The FCA5 is working with the industry to incorporate annuity comparisons within illustrations, which will show customers how much they could gain from shopping around and switching provider before they purchase an annuity. The FCA is planning for implementation in September 2017.

Final salary transfers on the increase

Driven by record transfer values6, and the opportunity to better tailor benefits to personal circumstances, the market is seeing a huge number of people looking to transfer out of final salary pensions.

Andrew Tully commented: ‘Due to low gilt yields, many transfer values look very attractive at the moment, often with values above 30 times income, well above historic averages. Combined with the extra flexibility offered by the pension freedoms, it is no surprise people are consider moving out of a final salary schemes into drawdown or a combination of drawdown and annuity.

‘This has been an unintended consequence of the pension freedoms, and although clearly not right for everyone, can lead to better outcomes for some people.’

The ability to pass unused pension wealth to family is a strong driver for many people, especially when contrasted with the often poor level of death benefits available to those who have a final salary benefit with a previous employer.
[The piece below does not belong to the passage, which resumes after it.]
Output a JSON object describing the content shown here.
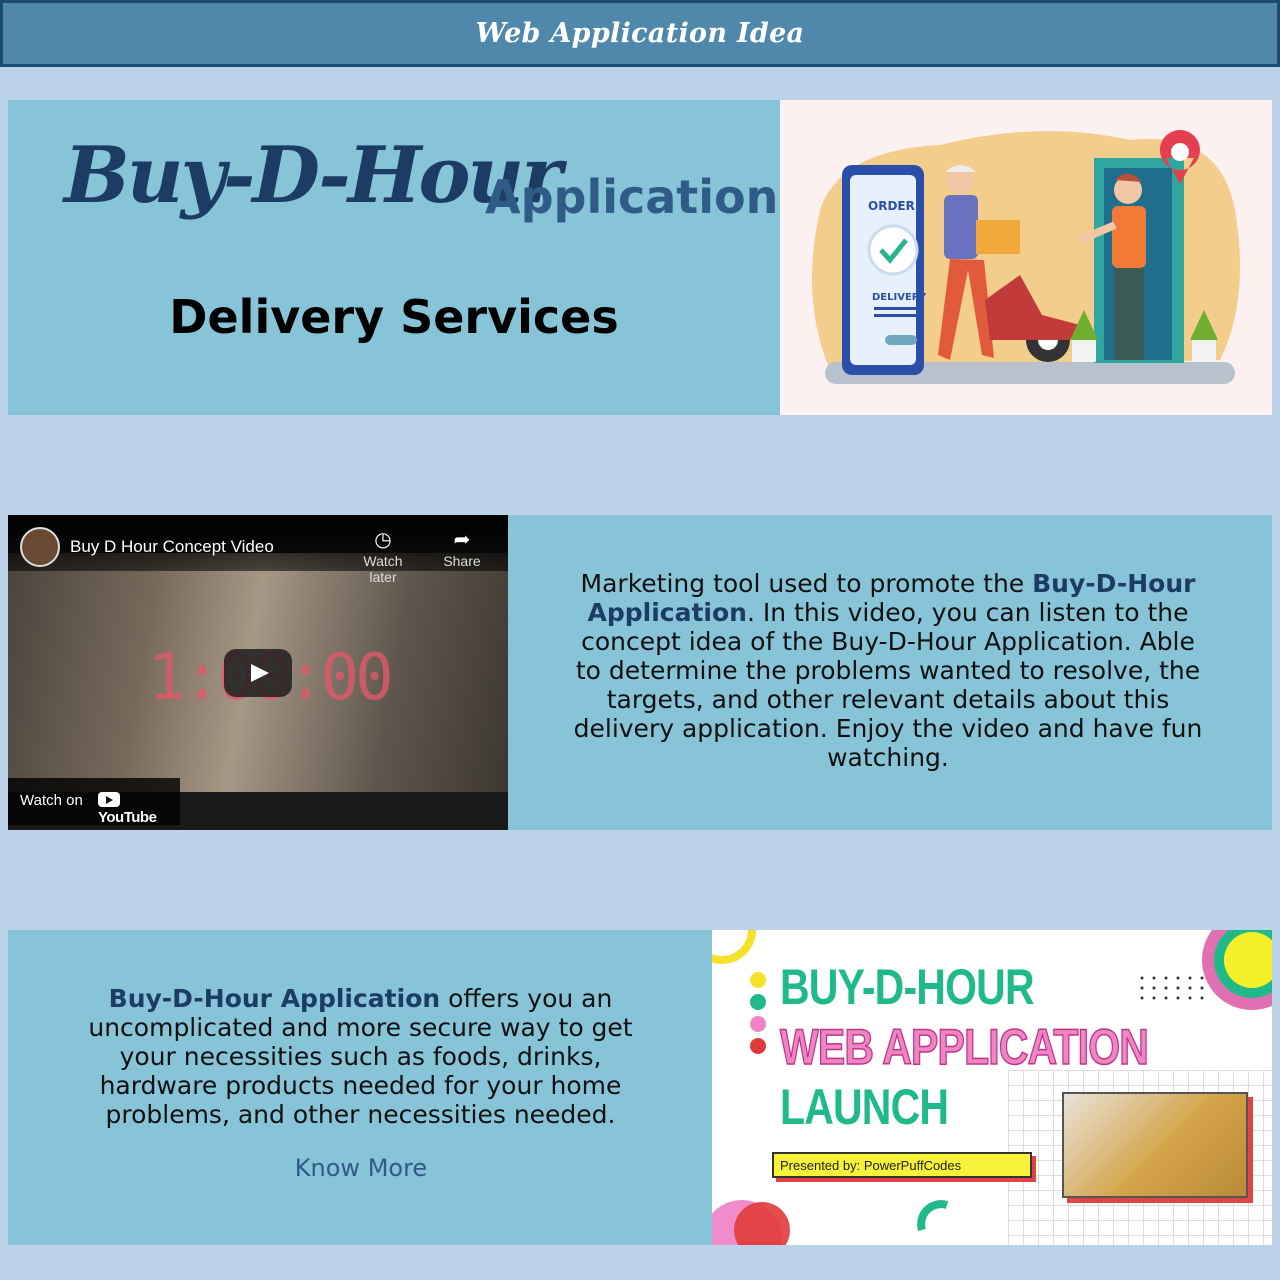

Similarly, those who are single, widowed or divorced may benefit from the ability to re-shape death benefits to suit their individual circumstances.

Final salary schemes lack flexibility, so a transfer can allow advisers to help customers control the amount of tax they pay, and gradually ease their way into retirement. When combined with the potential for greater amounts of tax-free cash and possible health issues, there are a range of reasons why a transfer may be worth exploring.

However, Retirement Advantage says it’s important to recognise many people are likely to be better off staying put, despite the obvious attractions which pension freedom offers. A guaranteed lifetime income shouldn’t be snubbed without careful consideration.

Pension scams still a danger

Although the move to ban pension cold calling is welcome, Retirement Advantage warns that pension scams are still prevalent and people should be constantly wary of unsolicited approaches, by email, phone or in writing. City of London Police figures show that £13.2 million was lost to pension liberation scams in the 12 months to February 2016 – an increase of 26% on the previous year7.Andrew Tully said: ‘Pension scammers are a modern day scourge, as reported fraud losses are counted in the millions. We must do more to help and protect people approached by conmen, and the ban on cold calling is an important step in the right direction.’

Retirement Advantage urges retirees to beware of:

1. An offer to help you access your pension savings before age 55. It is only possible to do this in rare situations, for instance if you are very ill, so be careful and always check with your pension provider.

2. A recommendation to take a large amount of money, or your whole pension pot, in a lump sum and invest it. There are significant tax implications if you take lots of your savings in one go, so check the tax position before you make any decisions.

3. Warnings that the deal is limited and you must act now. Choosing the right retirement income product(s) is a big decision and shouldn’t be done quickly or under pressure.

4. Being discouraged from seeking professional financial advice or talking to Pension Wise or The Pensions Advisory Service (TPAS). An adviser would be able to explain the rules and tax implications of different options and help you make the best choices for your personal circumstances, so be very suspicious if this is discouraged.

5. Contact by somebody who is not on the Financial Conduct Authority (FCA) Register. The Register is a public record of all the regulated firms and individuals in the financial services industry, including retirement income providers and investment companies (



2.Source: Research was conducted by Censuswide between 20.3.17 and 22.3.17. Online interviews were conducted among 250 people aged over 55 years who have used the flexible rules to withdraw cash from their pensions since the freedoms were introduced in April 2015.

3.Source: (please see page 49 – B.23)



6.Source: FT 28.12.16